To close, here's a sneak peek at another of my enduring* projects, which is getting closer to the quilting process!  It's made entirely of vintage materials, including repurposed pillowcase fabric.  I have one more block to do but ran out of old pillowcases.

*"Enduring" means it waits and waits and waits....

So, the next time you have visitors, I hope you remember to Turn Down the Quilt and allow time to slowly tick by as you enjoy their visit.  And I also hope that these seeds of love you plant will blossom in a continued legacy through the lives of your loved ones, as it has in mine.

Monday, February 4, 2013

The 1930s Grandmother's Fan Quilt

I've recently finished quilting a c.1930s Grandmother's Fan quilt top I found antiquing!  Many of the fabrics were likely taken from cloth sacks that held a variety of staple goods, from sugar to flour to animal feed.  

I wish I would have taken a picture of a certain quilt block before machine quilting it in continuous curves and feathers, because on the muslin fabric background you could barely read “Great West…Denver, Co…Table & Pr…”.  So I got on the internet and searched using this cryptic information, knowing I would come up with a vintage sugar sack somewhere...

Within seconds I found that the maker of this vintage quilt top used “Great Western Sugar Co.” sugar sacks.  These sacks were printed with non-permanent ink so that the graphics could be washed out once they were empty. The plain cotton fabric could then be used for household linens, clothing and quilts, such as in this utilitarian Grandmother’s Fan.  Pictured here is a sugar sack just like those used in the construction of this quilt.  I had to buy it just for sentimentality!

Once I finished quilting the top, and after binding it to reduce fraying, I washed it in my washing machine in cold water using gentle detergent and Oxy, hoping the colors wouldn’t bleed.  There were many age spots typical of a vintage piece that Oxy does well to remove.  And no, I didn’t test the fabrics before washing or use Retayne to hold colors.  This was perhaps a foolish move, considering I didn’t know how old the maker’s fabric stash was to determine a possible transfer of dye. Original stains faded, but new ones didn't appear.  Phew!

A bit of history on the Grandmother’s Fan quilt:  this pattern first appeared in print in a Ladies Art Company catalog of 1897. Prior to that, fans were common motifs in late nineteenth century crazy quilts. Their popularity likely was due to the fad for decorating in the Japanese style, which was prompted by Americans' exposure to Japanese art at the 1876 Centennial Exposition in Philadelphia. By the 1930s, fans were standard favorites for quilt patterns.

The 1930s quilts represent my most favorite genre of quilting because of the brilliant thrift the women used to create useful yet beautiful quilts from what they had.  I’m also emotionally connected to ‘30s quilts because I remember sleeping underneath them as a child when visiting my grandparents. 

The Great Depression of the 1930s was the longest and most severe economic crisis in American history. It impacted jobs, standards of living, well-being and many areas of American popular culture. It also created a sense of connectedness among those who experienced the period. Passed on orally in many families, the experience of life in hard times has become part of the common heritage of millions of Americans.
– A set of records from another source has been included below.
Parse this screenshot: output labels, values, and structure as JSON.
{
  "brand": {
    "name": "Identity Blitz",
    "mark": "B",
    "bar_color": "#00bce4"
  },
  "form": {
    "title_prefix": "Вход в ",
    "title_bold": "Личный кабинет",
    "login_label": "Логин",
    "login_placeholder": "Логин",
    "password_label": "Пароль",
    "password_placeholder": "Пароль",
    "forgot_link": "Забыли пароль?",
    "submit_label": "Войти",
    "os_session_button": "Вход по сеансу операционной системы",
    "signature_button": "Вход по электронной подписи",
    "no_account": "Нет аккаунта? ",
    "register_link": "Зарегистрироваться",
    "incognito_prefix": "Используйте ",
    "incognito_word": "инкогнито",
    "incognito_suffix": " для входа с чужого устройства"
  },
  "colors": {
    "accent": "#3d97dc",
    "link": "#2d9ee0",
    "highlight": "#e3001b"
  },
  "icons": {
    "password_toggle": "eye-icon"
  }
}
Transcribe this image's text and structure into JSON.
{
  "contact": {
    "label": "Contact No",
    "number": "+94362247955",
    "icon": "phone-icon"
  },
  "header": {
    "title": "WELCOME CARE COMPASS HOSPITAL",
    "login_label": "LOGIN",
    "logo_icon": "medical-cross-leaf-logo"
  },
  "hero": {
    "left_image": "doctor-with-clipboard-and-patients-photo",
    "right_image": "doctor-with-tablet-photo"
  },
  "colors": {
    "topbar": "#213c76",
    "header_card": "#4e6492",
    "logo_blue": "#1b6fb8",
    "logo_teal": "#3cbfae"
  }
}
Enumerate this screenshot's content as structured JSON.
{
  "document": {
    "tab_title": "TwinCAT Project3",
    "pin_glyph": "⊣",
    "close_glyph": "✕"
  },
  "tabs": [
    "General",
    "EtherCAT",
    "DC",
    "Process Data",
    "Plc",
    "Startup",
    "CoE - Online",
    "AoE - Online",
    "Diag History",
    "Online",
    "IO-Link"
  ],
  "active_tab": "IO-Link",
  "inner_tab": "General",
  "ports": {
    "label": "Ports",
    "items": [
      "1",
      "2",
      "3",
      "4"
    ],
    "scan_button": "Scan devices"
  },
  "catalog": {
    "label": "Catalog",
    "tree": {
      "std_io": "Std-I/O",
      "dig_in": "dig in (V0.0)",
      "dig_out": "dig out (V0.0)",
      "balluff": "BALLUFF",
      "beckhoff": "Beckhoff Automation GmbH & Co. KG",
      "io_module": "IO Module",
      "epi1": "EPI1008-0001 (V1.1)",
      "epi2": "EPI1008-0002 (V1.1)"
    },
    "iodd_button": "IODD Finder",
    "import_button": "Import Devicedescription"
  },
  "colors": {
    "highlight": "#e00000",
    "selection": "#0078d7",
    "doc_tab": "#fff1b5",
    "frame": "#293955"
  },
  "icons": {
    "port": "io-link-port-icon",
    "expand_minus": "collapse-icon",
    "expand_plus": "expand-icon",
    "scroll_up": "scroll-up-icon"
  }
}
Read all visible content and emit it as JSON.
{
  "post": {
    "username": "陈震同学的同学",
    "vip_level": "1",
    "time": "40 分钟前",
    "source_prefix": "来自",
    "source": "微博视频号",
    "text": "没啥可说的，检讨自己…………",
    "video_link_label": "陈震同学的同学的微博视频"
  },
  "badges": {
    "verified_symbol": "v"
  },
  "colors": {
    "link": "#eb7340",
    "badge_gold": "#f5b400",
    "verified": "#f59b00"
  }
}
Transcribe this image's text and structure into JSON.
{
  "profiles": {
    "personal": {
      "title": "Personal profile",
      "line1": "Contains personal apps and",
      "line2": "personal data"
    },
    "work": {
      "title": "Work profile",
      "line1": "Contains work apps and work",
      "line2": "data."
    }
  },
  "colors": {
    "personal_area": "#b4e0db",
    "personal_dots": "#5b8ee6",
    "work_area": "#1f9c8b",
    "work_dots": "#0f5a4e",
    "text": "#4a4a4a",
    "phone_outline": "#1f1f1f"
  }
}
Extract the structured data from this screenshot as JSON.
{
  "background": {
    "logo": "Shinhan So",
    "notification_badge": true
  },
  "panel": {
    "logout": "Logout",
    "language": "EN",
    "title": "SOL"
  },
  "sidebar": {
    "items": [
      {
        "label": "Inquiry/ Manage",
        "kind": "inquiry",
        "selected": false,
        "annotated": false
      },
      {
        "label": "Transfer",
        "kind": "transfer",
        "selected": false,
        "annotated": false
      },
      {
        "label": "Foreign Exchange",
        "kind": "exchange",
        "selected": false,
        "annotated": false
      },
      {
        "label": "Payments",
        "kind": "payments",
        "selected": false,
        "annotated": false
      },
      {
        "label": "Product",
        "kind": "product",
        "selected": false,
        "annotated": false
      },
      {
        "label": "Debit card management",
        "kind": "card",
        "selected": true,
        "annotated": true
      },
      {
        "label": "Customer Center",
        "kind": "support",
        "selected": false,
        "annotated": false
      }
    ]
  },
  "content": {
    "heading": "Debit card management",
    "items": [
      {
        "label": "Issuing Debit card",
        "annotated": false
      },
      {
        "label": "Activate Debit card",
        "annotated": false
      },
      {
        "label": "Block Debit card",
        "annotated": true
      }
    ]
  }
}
The generations who lived through the Depression are now elderly and soon the living voices describing those times will pass. One of the lasting artifacts of the era will be its quilts - quilts made by women who lived by the saying, "Use it up, wear it out, make it do or do without." The beauty and functionality they created from recycled fabrics gleaned from feed and flour sacks, old clothes and scraps left over from dressmaking left a legacy of quiltmaking tradition. 
These quilts are excellent examples of material culture allowing us a glimpse into the lives of women who may have otherwise been overlooked or invisible, but who made up the better part of the backbone of our country during "hard times". In future posts you’ll see many more '30s finished quilt tops to honor a tenacious tendency to provide warmth, beauty and emotional stability in their homes despite economic instability.